▸ **What you have to do**
The answer should be every line below, retyped exactly.

▸ **Exercise material**
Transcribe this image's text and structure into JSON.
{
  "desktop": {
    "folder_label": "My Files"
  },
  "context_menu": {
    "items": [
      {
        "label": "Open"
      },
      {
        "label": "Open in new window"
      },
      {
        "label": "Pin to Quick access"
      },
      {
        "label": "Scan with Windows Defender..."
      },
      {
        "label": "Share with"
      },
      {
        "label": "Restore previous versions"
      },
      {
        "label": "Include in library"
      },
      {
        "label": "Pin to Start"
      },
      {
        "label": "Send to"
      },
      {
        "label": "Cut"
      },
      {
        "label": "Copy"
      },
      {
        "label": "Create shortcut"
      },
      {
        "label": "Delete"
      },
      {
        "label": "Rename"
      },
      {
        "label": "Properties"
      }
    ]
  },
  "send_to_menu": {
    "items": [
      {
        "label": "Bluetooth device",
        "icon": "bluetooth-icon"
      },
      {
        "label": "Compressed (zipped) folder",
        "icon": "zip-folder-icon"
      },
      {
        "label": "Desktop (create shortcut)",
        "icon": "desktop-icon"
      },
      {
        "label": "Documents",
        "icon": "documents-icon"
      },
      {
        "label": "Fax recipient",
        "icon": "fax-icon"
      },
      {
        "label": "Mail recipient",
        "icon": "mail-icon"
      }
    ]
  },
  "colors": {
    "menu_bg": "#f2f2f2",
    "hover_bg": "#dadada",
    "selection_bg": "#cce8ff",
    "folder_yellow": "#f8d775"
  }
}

▸ **Output below**
Transcribe this image's text and structure into JSON.
{
  "desktop": {
    "folder_label": "My Files"
  },
  "context_menu": {
    "items": [
      {
        "label": "Open"
      },
      {
        "label": "Open in new window"
      },
      {
        "label": "Pin to Quick access"
      },
      {
        "label": "Scan with Windows Defender..."
      },
      {
        "label": "Share with"
      },
      {
        "label": "Restore previous versions"
      },
      {
        "label": "Include in library"
      },
      {
        "label": "Pin to Start"
      },
      {
        "label": "Send to"
      },
      {
        "label": "Cut"
      },
      {
        "label": "Copy"
      },
      {
        "label": "Create shortcut"
      },
      {
        "label": "Delete"
      },
      {
        "label": "Rename"
      },
      {
        "label": "Properties"
      }
    ]
  },
  "send_to_menu": {
    "items": [
      {
        "label": "Bluetooth device",
        "icon": "bluetooth-icon"
      },
      {
        "label": "Compressed (zipped) folder",
        "icon": "zip-folder-icon"
      },
      {
        "label": "Desktop (create shortcut)",
        "icon": "desktop-icon"
      },
      {
        "label": "Documents",
        "icon": "documents-icon"
      },
      {
        "label": "Fax recipient",
        "icon": "fax-icon"
      },
      {
        "label": "Mail recipient",
        "icon": "mail-icon"
      }
    ]
  },
  "colors": {
    "menu_bg": "#f2f2f2",
    "hover_bg": "#dadada",
    "selection_bg": "#cce8ff",
    "folder_yellow": "#f8d775"
  }
}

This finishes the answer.